In a city known for its unions, two loom over the Paul Vallas-Brandon Johnson race, and no labor leader is as significant as the incendiary president of the Fraternal Order of Police.
The payoff to Stormy Daniels that has a Manhattan grand jury weighing criminal charges against Mr. Trump can trace its lineage to political skulduggery in 1968 and 1980.
A state is rolling back a so-called right-to-work law for the first time in decades, as depleted unions must now relearn how to bolster their ranks.
At a Washington dinner event, Mike Pence criticized the president he served under as well as Republicans who are minimizing the Capitol riot.
Gov. J.B. Pritzker of Illinois has maintained his political organization, built a progressive record and is open about his ambitions. For now, he says, they don’t include the White House.
The train derailment in Eastern Ohio has spawned conspiracy theories and contradictory narratives, with politicians from both parties parading through town to further their agendas.
Mr. Scott, the only Black Republican senator, has many political assets. What he lacks is an obvious ability to win over voters who have embraced a Trumpian brand of us-versus-them divisiveness.
For recipients, it’s a lifeline. For liberal supporters, it shows how expanding government can make a difference. For conservatives, it’s a return to wasteful welfare handouts.
In places like West Virginia, money from three major laws passed by Congress is pouring into the alternative energy industry and other projects. “I think it’s a renaissance for the labor movement,” said one union official.

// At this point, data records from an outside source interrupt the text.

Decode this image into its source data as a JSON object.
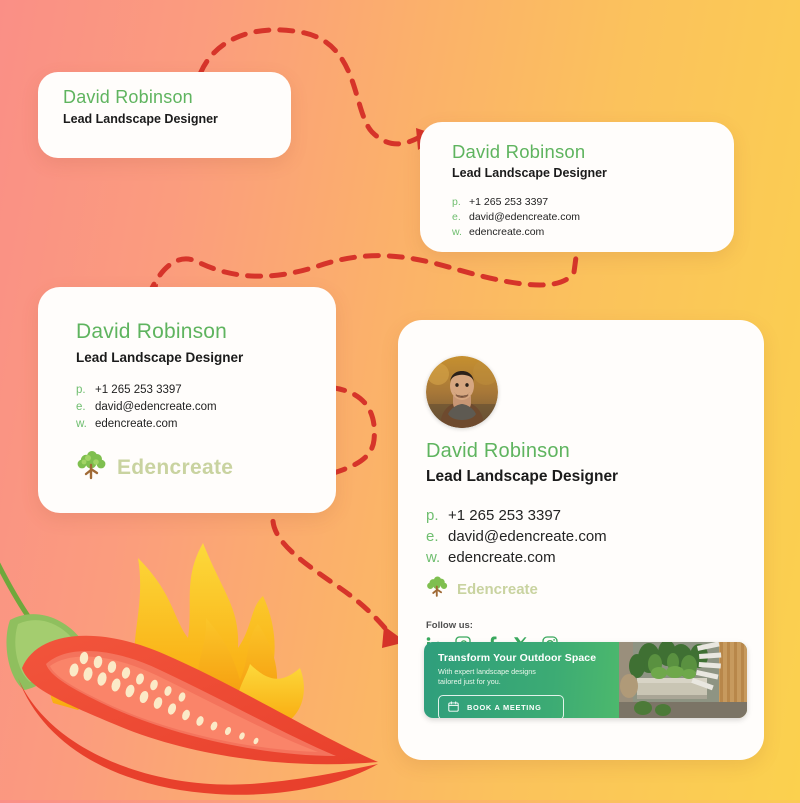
{
  "background": {
    "left_color": "#FA8F86",
    "right_color": "#FBD14E"
  },
  "accent": {
    "green": "#5FB45F",
    "tab_green": "#6FBE6F",
    "brand_sage": "#C9D3A0",
    "arrow_red": "#D6342A"
  },
  "person": {
    "name": "David Robinson",
    "role": "Lead Landscape Designer",
    "phone_label": "p.",
    "phone": "+1 265 253 3397",
    "email_label": "e.",
    "email": "david@edencreate.com",
    "web_label": "w.",
    "web": "edencreate.com"
  },
  "brand": {
    "name": "Edencreate",
    "logo_icon": "tree-icon"
  },
  "cards": [
    {
      "id": "card-minimal",
      "shows": [
        "name",
        "role"
      ]
    },
    {
      "id": "card-contact",
      "shows": [
        "name",
        "role",
        "contacts"
      ]
    },
    {
      "id": "card-branded",
      "shows": [
        "name",
        "role",
        "contacts",
        "logo"
      ]
    },
    {
      "id": "card-full",
      "shows": [
        "avatar",
        "name",
        "role",
        "contacts",
        "logo",
        "socials",
        "promo"
      ]
    }
  ],
  "follow": {
    "label": "Follow us:",
    "socials": [
      {
        "name": "linkedin-icon",
        "glyph": "in"
      },
      {
        "name": "pinterest-icon",
        "glyph": "P"
      },
      {
        "name": "facebook-icon",
        "glyph": "f"
      },
      {
        "name": "x-icon",
        "glyph": "X"
      },
      {
        "name": "instagram-icon",
        "glyph": "O"
      }
    ]
  },
  "promo": {
    "title": "Transform Your Outdoor Space",
    "subtitle_line1": "With expert landscape designs",
    "subtitle_line2": "tailored just for you.",
    "button_label": "BOOK A MEETING",
    "button_icon": "calendar-icon",
    "image_alt": "garden-patio-photo",
    "gradient_from": "#2F9E7C",
    "gradient_to": "#6CCB63"
  },
  "decor": {
    "illustration": "chili-pepper-with-flames",
    "connector_count": 3,
    "connector_style": "dashed-red-arrow"
  }
}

In a State of the Union address that focused heavily on job creation, the president signaled the opening of a yearslong push to persuade white working-class voters to return to the Democratic fold.